(MATERIAL FOR THE TASK)
-------------------------

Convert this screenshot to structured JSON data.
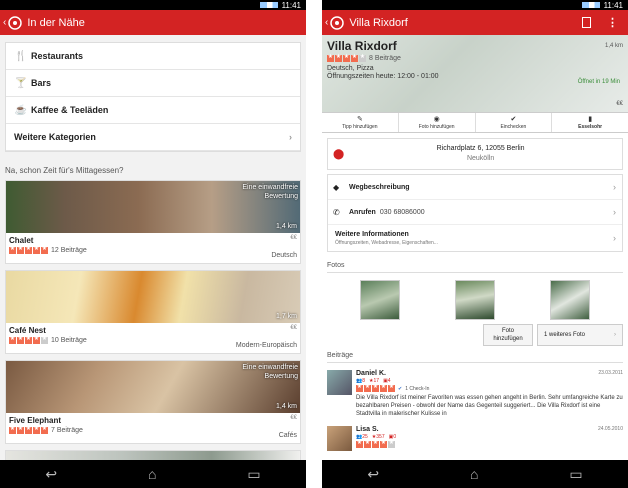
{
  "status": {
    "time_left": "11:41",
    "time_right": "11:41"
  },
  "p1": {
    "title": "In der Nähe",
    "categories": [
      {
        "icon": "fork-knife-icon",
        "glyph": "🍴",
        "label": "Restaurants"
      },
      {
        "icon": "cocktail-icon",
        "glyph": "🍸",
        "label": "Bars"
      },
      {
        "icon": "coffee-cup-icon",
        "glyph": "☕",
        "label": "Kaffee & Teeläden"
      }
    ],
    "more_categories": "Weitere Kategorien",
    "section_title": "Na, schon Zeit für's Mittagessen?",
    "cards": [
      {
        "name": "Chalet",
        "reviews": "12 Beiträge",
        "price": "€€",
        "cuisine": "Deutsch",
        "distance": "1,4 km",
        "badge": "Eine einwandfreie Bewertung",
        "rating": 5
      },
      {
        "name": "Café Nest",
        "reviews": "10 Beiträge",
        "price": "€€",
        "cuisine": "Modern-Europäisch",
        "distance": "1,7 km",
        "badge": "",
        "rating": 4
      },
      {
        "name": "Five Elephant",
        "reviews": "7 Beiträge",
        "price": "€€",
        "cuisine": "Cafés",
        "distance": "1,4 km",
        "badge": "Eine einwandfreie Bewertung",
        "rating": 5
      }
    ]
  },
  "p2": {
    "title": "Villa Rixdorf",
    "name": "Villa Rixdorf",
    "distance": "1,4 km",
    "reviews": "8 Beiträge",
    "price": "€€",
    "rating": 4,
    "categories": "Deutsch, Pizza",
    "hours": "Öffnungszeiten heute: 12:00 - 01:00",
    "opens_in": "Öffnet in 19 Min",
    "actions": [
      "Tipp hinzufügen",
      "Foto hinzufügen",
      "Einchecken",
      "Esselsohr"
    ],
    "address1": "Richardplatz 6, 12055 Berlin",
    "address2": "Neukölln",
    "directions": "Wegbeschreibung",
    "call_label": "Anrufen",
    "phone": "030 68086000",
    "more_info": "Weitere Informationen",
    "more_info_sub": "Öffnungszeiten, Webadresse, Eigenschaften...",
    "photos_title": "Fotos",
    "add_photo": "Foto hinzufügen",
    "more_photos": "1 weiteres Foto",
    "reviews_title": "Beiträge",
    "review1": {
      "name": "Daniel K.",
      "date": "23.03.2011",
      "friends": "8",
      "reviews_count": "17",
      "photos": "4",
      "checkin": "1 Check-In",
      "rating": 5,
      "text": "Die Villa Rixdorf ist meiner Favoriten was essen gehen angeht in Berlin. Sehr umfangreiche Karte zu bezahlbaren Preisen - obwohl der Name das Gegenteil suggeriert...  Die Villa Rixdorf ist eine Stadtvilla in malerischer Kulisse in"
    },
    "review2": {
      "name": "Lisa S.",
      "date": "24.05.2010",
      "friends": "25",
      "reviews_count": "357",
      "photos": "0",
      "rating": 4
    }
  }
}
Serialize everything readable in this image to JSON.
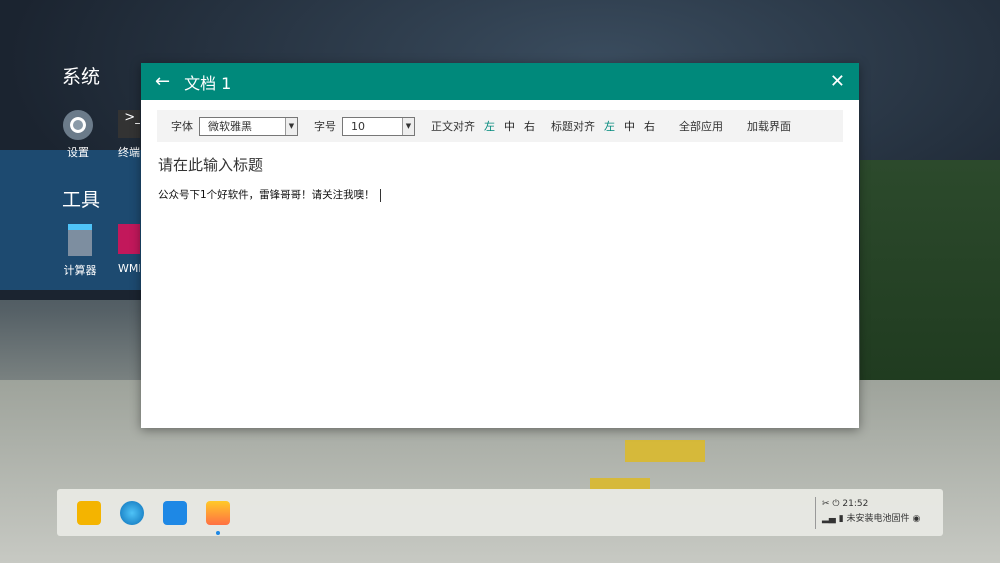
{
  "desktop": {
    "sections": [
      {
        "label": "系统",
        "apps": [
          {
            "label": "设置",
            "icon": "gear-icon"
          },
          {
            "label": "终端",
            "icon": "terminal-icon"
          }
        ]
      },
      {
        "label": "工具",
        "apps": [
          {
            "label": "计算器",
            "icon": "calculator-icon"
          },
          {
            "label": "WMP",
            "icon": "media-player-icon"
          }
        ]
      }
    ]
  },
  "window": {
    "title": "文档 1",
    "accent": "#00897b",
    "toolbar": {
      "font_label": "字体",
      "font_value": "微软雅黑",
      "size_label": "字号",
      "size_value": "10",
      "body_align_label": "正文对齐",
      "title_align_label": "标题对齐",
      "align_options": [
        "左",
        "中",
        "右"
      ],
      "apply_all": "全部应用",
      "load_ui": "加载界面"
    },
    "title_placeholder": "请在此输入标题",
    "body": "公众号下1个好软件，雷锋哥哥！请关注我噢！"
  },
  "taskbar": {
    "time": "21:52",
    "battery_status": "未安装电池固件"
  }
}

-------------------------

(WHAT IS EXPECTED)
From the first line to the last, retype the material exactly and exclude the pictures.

(SOLUTION TO THE EXERCISE)
Convert this screenshot to structured JSON data.
{
  "status": {
    "time_left": "11:41",
    "time_right": "11:41"
  },
  "p1": {
    "title": "In der Nähe",
    "categories": [
      {
        "icon": "fork-knife-icon",
        "glyph": "🍴",
        "label": "Restaurants"
      },
      {
        "icon": "cocktail-icon",
        "glyph": "🍸",
        "label": "Bars"
      },
      {
        "icon": "coffee-cup-icon",
        "glyph": "☕",
        "label": "Kaffee & Teeläden"
      }
    ],
    "more_categories": "Weitere Kategorien",
    "section_title": "Na, schon Zeit für's Mittagessen?",
    "cards": [
      {
        "name": "Chalet",
        "reviews": "12 Beiträge",
        "price": "€€",
        "cuisine": "Deutsch",
        "distance": "1,4 km",
        "badge": "Eine einwandfreie Bewertung",
        "rating": 5
      },
      {
        "name": "Café Nest",
        "reviews": "10 Beiträge",
        "price": "€€",
        "cuisine": "Modern-Europäisch",
        "distance": "1,7 km",
        "badge": "",
        "rating": 4
      },
      {
        "name": "Five Elephant",
        "reviews": "7 Beiträge",
        "price": "€€",
        "cuisine": "Cafés",
        "distance": "1,4 km",
        "badge": "Eine einwandfreie Bewertung",
        "rating": 5
      }
    ]
  },
  "p2": {
    "title": "Villa Rixdorf",
    "name": "Villa Rixdorf",
    "distance": "1,4 km",
    "reviews": "8 Beiträge",
    "price": "€€",
    "rating": 4,
    "categories": "Deutsch, Pizza",
    "hours": "Öffnungszeiten heute: 12:00 - 01:00",
    "opens_in": "Öffnet in 19 Min",
    "actions": [
      "Tipp hinzufügen",
      "Foto hinzufügen",
      "Einchecken",
      "Esselsohr"
    ],
    "address1": "Richardplatz 6, 12055 Berlin",
    "address2": "Neukölln",
    "directions": "Wegbeschreibung",
    "call_label": "Anrufen",
    "phone": "030 68086000",
    "more_info": "Weitere Informationen",
    "more_info_sub": "Öffnungszeiten, Webadresse, Eigenschaften...",
    "photos_title": "Fotos",
    "add_photo": "Foto hinzufügen",
    "more_photos": "1 weiteres Foto",
    "reviews_title": "Beiträge",
    "review1": {
      "name": "Daniel K.",
      "date": "23.03.2011",
      "friends": "8",
      "reviews_count": "17",
      "photos": "4",
      "checkin": "1 Check-In",
      "rating": 5,
      "text": "Die Villa Rixdorf ist meiner Favoriten was essen gehen angeht in Berlin. Sehr umfangreiche Karte zu bezahlbaren Preisen - obwohl der Name das Gegenteil suggeriert...  Die Villa Rixdorf ist eine Stadtvilla in malerischer Kulisse in"
    },
    "review2": {
      "name": "Lisa S.",
      "date": "24.05.2010",
      "friends": "25",
      "reviews_count": "357",
      "photos": "0",
      "rating": 4
    }
  }
}
Serialize everything readable in this image to JSON.
{
  "desktop": {
    "sections": [
      {
        "label": "系统",
        "apps": [
          {
            "label": "设置",
            "icon": "gear-icon"
          },
          {
            "label": "终端",
            "icon": "terminal-icon"
          }
        ]
      },
      {
        "label": "工具",
        "apps": [
          {
            "label": "计算器",
            "icon": "calculator-icon"
          },
          {
            "label": "WMP",
            "icon": "media-player-icon"
          }
        ]
      }
    ]
  },
  "window": {
    "title": "文档 1",
    "accent": "#00897b",
    "toolbar": {
      "font_label": "字体",
      "font_value": "微软雅黑",
      "size_label": "字号",
      "size_value": "10",
      "body_align_label": "正文对齐",
      "title_align_label": "标题对齐",
      "align_options": [
        "左",
        "中",
        "右"
      ],
      "apply_all": "全部应用",
      "load_ui": "加载界面"
    },
    "title_placeholder": "请在此输入标题",
    "body": "公众号下1个好软件，雷锋哥哥！请关注我噢！"
  },
  "taskbar": {
    "time": "21:52",
    "battery_status": "未安装电池固件"
  }
}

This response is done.